We consider the non-local damage plasticity modelling of the essential work of rupture (EWR), i.e. the specific energy required to cause failure within a specimen, resulting in its separation into two parts. The more usual concept of essential work of fracture (EWF) is a measure of the specific energy, per unit cross sectional area, consumed during the propagation of cracks across a series of double edge-notched tensile (DENT) specimens. Recently, a novel framework has been proposed allowing the determination of a related quantity, the essential work of necking and tearing from a single tensile test on an unnotched dogbone specimen of ductile metal. Simultaneous multiple gauge length extensometry forms a crucial component of the experimental approach, and allows capture of such phenomena as strain localisation, post-critical deformation behaviour, damage non-locality, elastic snap-back, and size effects. In this study the rupture test is simulated using a non-local damage-plasticity model using finite elements.

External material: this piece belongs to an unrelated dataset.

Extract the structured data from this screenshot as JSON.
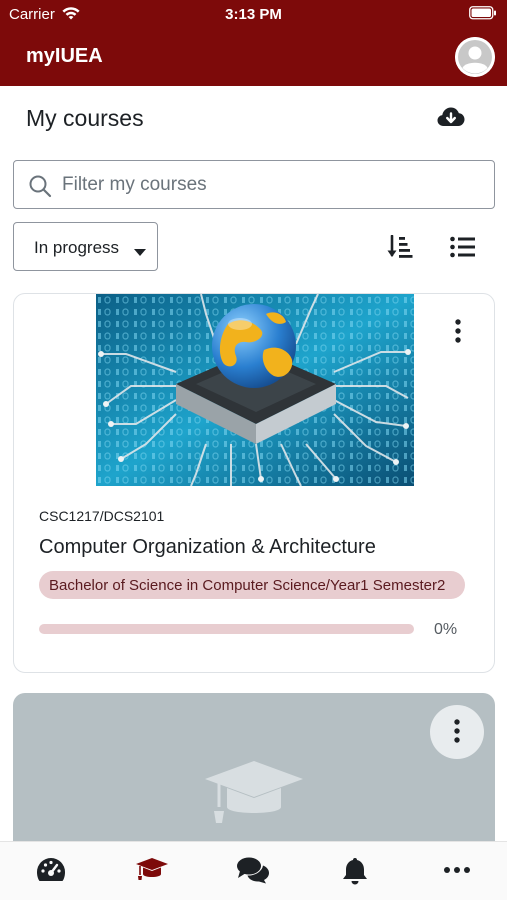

The results are interpreted in terms of essential and non-essential work of rupture.
- Post-critical behaviour
- Size effect